Isaiah 45:7 - " I form the light, and create darkness: I make peace, and create evil: I the Lord do all these things." (KJV), "I make peace and create calamity" (NKJV), "I bring prosperity and create disaster" (NIV), "I send good times and bad times" (NLT)
The English word "evil" was translated from the Hebrew "ra" meaning bad, evil, wickedness, misery, calamity, adversity, etc. (https://www.blueletterbible.org/lang/Lexicon/Lexicon.cfm?strongs=H7451&t=KJV)

Proverbs 16:4 - "The Lord hath made all things for himself: yea, even the wicked for the day of evil." (KJV)

John 1:3 - "All things were made by him; and without him was not any thing made that was made." (KJV), "God created everything through him, and nothing was created except through him." (NLT)

I Corinthians 8:6 - "But to us there is but one God, the Father, of whom are all things, and we in him; and one Lord Jesus Christ, by whom are all things, and we by him." (KJV), "But for us, There is one God, the Father, by whom all things were created, and for whom we live. And there is one Lord, Jesus Christ, through whom all things were created, and through whom we live." (NLT)

Ephesians 3:9 - "God, who created all things by Jesus Christ" (KJV)

Colossians 1:16 - " For by him were all things created, that are in heaven, and that are in earth, visible and invisible..." (KJV)

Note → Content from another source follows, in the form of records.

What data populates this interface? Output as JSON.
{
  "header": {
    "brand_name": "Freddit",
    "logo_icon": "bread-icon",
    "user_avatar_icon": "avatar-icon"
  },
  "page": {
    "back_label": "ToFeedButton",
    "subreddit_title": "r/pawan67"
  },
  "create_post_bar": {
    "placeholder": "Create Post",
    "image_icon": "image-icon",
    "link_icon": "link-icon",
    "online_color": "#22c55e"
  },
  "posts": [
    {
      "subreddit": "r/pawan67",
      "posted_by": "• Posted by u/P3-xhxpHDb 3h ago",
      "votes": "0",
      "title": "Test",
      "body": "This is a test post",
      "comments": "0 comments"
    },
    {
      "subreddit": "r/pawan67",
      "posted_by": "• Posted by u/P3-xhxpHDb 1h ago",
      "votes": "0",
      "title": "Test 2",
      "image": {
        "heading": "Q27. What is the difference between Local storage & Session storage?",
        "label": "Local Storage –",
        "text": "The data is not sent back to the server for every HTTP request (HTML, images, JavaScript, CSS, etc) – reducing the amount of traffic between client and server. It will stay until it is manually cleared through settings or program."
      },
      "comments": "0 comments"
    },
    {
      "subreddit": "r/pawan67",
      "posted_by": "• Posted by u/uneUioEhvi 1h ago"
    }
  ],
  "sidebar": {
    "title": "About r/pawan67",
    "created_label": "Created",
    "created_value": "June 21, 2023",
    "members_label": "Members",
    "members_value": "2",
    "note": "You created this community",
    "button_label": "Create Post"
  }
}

Revelation 4:11 - "Thou art worthy, O Lord, to receive glory and honor and power: for thou hast created all things, and for thy pleasure they are and were created." (KJV)

In the light of this impressive list of scriptures, a few questions come to mind:

Does all things/everything really mean all things/everything?

How did bacteria and viruses originate?

How do genetic mutations arise?

How did cancer and disease originate?

Did God create hurricanes, tornadoes and tsunamis?

Did God design humans, lions, bears, alligators and sharks to eat other animals?

Is God the author of war?

Is God the author of death?

How do birth defects arise?

What is the origin of neuroses, psychoses, other pathological behaviors and insanity?

And, if we allow that humans and angels have the ability/potential to pervert or corrupt that which is good and whole, who gave them that ability/potential?

And, if we answer that question in the affirmative, does that have any implications for how we define evil?

Is it possible that many of the things which we consider to be evil might not be characterized as such by Almighty God?

In other words, is it possible that we cannot discern the ultimate purpose of some things?

And, if we are living in a hologram (as some cosmologists, philosophers and theologians have suggested), doesn't that imply that someone/something has placed/programmed the "bad/evil" stuff into the equation/system/projector?

In other words, if God truly is the First Cause/Creator/Master Programmer, doesn't everything that is exist at "His" pleasure?

In the light of these questions, we have to ask:  Did God really create all things/everything?

And, if we answer that question in the negative, what does that imply about the reliability of the scriptures quoted above?

What do you think?